* Task description
Each line in the entries below that holds the string "онлайн" is to be listed.

Data records for software interfaces:
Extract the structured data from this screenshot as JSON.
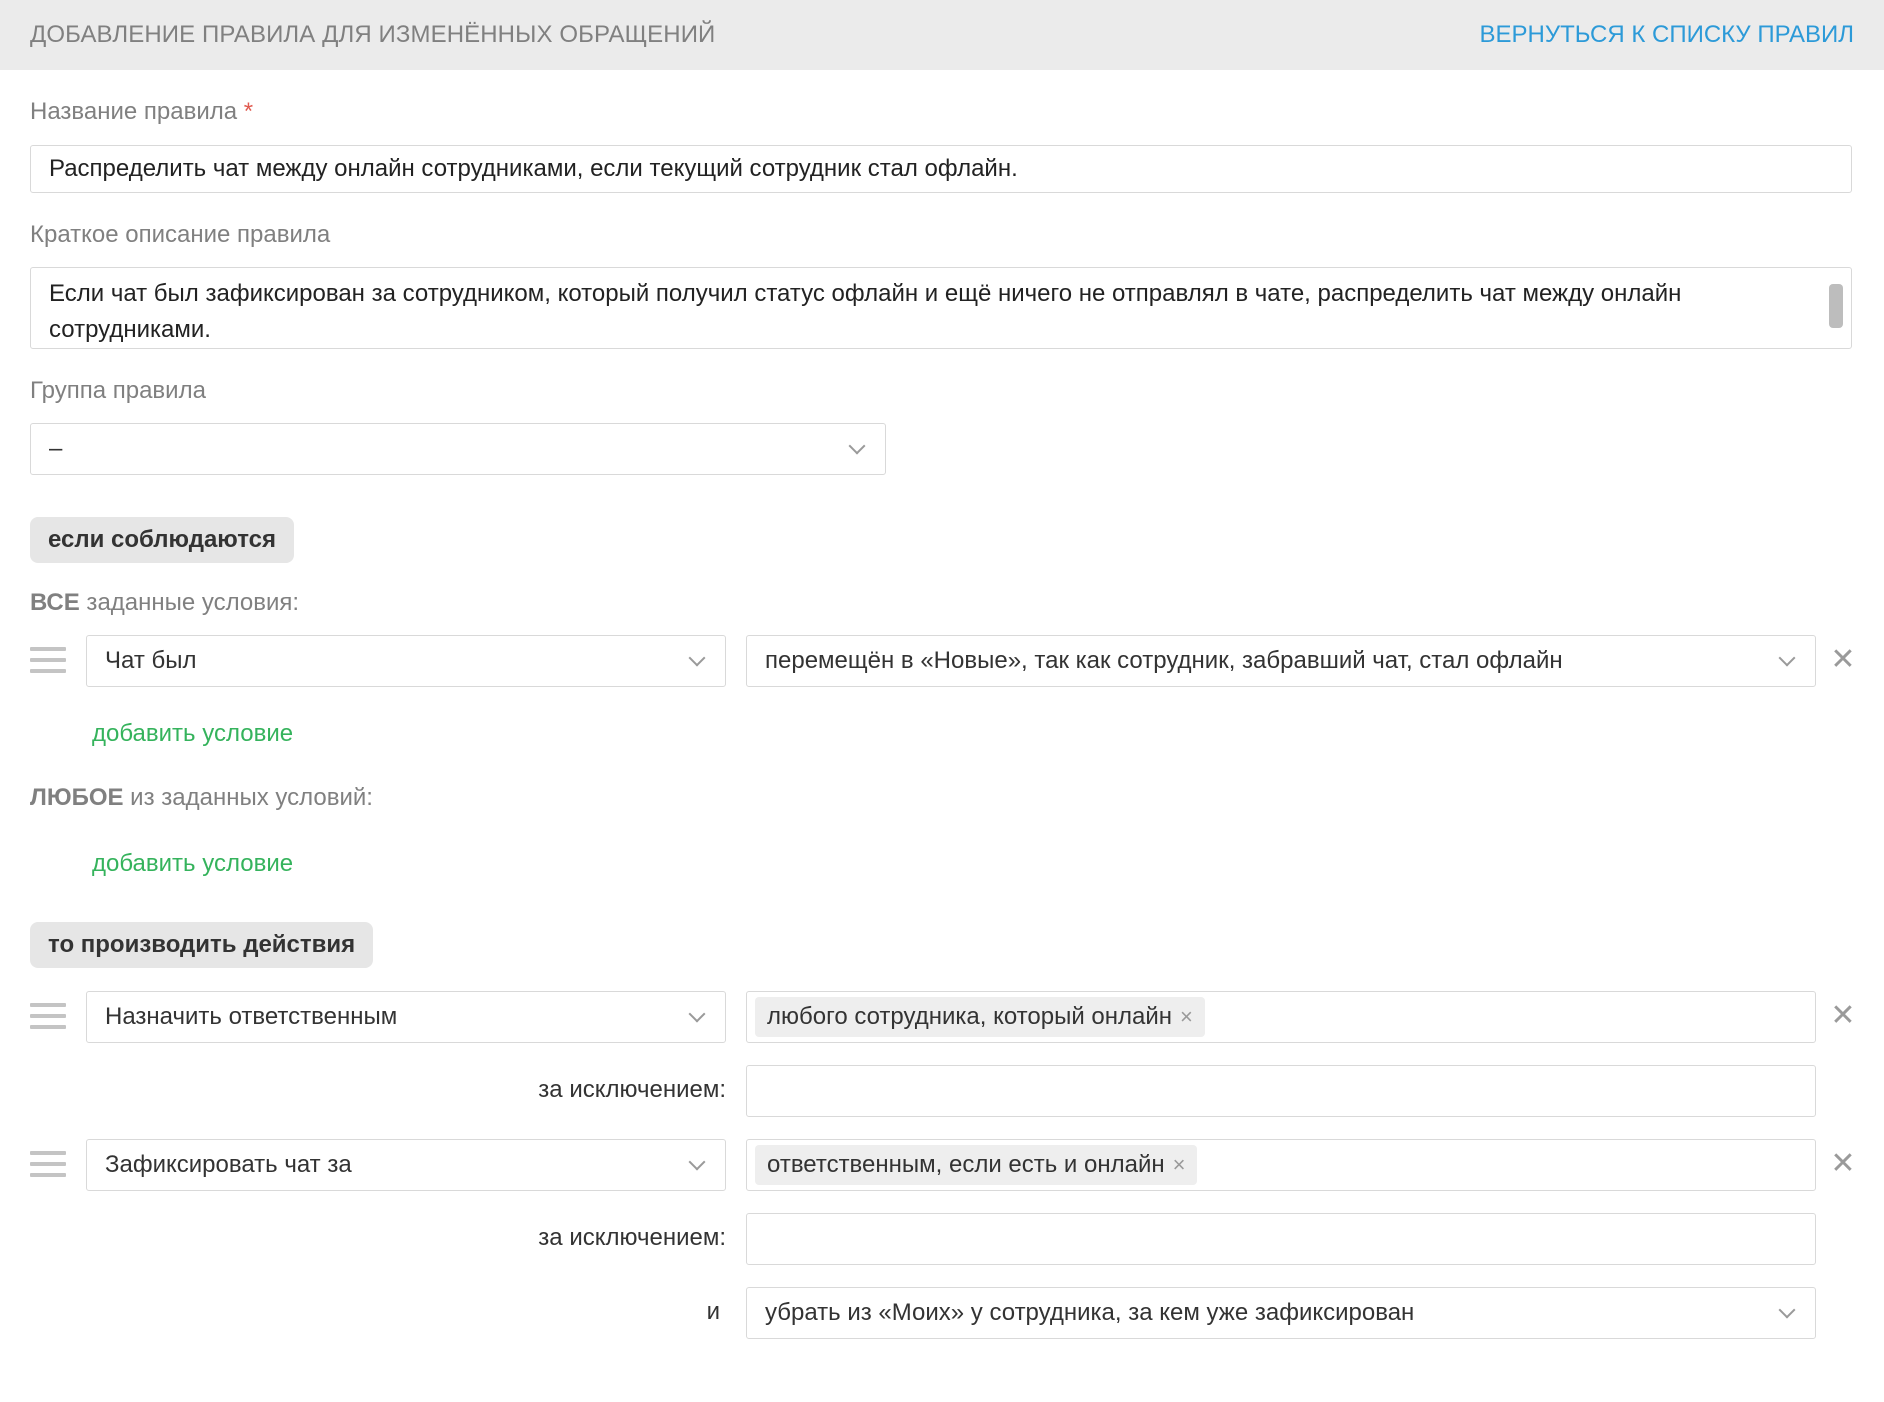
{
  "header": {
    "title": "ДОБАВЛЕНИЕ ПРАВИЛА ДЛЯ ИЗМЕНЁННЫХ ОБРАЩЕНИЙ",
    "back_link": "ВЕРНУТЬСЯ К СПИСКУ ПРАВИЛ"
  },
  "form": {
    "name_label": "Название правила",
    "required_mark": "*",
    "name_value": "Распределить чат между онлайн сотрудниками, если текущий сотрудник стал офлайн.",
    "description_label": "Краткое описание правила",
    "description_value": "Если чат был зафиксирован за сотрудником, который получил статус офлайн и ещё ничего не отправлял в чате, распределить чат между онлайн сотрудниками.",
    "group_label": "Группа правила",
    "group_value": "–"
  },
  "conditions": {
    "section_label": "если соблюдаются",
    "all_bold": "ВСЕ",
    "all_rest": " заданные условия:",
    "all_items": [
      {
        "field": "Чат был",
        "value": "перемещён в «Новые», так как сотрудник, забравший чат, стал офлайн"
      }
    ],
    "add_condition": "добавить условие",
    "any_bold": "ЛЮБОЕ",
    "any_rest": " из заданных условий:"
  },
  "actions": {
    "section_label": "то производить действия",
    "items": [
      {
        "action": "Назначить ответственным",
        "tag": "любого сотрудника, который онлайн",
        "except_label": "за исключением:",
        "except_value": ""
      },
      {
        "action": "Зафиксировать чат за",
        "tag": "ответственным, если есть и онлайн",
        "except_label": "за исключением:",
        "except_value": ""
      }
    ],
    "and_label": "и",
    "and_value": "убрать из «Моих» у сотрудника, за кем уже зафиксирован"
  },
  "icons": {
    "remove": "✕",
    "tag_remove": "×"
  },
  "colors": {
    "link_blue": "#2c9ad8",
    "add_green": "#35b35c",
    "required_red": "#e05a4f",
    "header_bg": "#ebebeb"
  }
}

* Solution to this task
    "name_value": "Распределить чат между онлайн сотрудниками, если текущий сотрудник стал офлайн.",
    "description_value": "Если чат был зафиксирован за сотрудником, который получил статус офлайн и ещё ничего не отправлял в чате, распределить чат между онлайн сотрудниками.",
        "tag": "любого сотрудника, который онлайн",
        "tag": "ответственным, если есть и онлайн",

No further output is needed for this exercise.